As a country, we have been through tumultuous times before. Historians generally agree that the worst year for the U.S. since the Civil War was 1968. Here are just some of the things that happened that year ...

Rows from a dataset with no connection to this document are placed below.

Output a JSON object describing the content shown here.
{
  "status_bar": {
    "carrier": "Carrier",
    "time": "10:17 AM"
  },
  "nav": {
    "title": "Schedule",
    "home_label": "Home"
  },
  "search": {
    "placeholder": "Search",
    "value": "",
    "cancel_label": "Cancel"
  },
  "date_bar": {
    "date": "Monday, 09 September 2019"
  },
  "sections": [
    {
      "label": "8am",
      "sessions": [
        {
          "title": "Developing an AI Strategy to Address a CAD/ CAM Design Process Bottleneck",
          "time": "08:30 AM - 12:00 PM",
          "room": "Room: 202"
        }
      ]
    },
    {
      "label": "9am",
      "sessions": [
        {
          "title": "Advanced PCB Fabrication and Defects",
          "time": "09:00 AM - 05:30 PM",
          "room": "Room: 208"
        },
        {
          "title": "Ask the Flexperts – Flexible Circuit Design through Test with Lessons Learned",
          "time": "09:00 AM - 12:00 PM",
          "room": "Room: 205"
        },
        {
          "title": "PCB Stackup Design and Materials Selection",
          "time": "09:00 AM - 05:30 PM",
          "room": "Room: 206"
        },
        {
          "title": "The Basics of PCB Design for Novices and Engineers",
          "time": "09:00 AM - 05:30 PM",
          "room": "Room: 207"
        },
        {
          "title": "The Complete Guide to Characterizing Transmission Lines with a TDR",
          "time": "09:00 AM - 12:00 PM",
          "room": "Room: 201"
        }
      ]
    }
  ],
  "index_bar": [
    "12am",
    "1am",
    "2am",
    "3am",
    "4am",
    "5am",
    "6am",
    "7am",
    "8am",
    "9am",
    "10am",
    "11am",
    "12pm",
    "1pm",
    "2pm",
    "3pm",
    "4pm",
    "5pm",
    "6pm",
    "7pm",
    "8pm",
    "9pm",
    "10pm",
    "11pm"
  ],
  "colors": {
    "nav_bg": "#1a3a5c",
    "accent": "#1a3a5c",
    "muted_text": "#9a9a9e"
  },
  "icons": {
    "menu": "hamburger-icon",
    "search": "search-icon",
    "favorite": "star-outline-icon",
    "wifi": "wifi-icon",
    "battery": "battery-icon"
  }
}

January 23. North Korea captures the USS Pueblo, a Navy intelligence ship. The Pueblo’s 83-man crew is held in a POW camp until the end of the year. January 30-31. The Tet offensive is launched by the North Vietnamese and Viet Cong. The surprise attacks incur heavy casualties. Americans watch the horror on TV. February 18. The highest death toll (543) and wounded (2,547) for a single week of the Vietnam War is announced. March 1-8. 15,000 Latino high school students in Los Angeles boycott classes, demanding better education. March 16. U.S. troops kill more than 500 Vietnamese civilians in the My Lai massacre. March 31. President Lyndon B. Johnson announces he will not run for president. April 3. More than 1,000 men return their draft cards to the Selective Service. April 4. Martin Luther King Jr. is assassinated in Memphis. April 6. Black Panthers engage in a 90-minute gun battle with Oakland, California, police. April 23. Hundreds of Columbia University students occupy five campus buildings and hold a dean hostage. One thousand New York City police storm the buildings and beat and arrest more than 700 students. April 29. The musical Hair opens on Broadway, featuring nudity, drugs, and draft resistance. May 6. Known as “Bloody Monday,” this is the day thousands of students worldwide, including 5,000 in Paris, led violent protests inspired by the Columbia students. May 27. Anti-war protesters enter the Selective Service office in Catonsville, Maryland, and burn 400 files in the parking lot. June 3. Pop-artist Andy Warhol is shot and wounded by a woman who is angry that Warhol lost a copy of the play she wrote. June 5. Sen. Robert F. Kennedy is assassinated at the Ambassador Hotel in Los Angeles. July 23-28. Race riots in Cleveland last five days. August 20. The Soviet Union invades Czechoslovakia. August 26-29. Thousands of students and anti-war activists protest at the Democratic National Convention in Chicago. Americans watch on TV as Chicago police and the Illinois National Guard viciously club and tear-gas protesters, bystanders, and reporters. September 7. Feminists march on the Miss America Pageant in Atlantic City, New Jersey. October 2. Hundreds of student protesters are killed or injured by police and military troops in Mexico City. October 16. At the Olympics in Mexico City, two U.S. sprinters win medals. At the awards ceremony during the playing of “The Star-Spangled Banner,” Tommie Smith (gold) and John Carlos (bronze) raise black-gloved fists, symbols of the Black Power movement. November 20. An explosion in West Virginia kills 78 coal miners.
There is more. The first statewide teacher strike was conducted in Florida. An earthquake in Iran killed 12,000 people. And the HIV virus first entered the U.S.
On the bright side, Intel was founded, the computer mouse was invented, and Apollo 8 circled the moon 10 times on Christmas Eve, 1968. The top song of the year was “Hey, Jude,” by the Beatles that reminded us to “take a sad song and make it better.”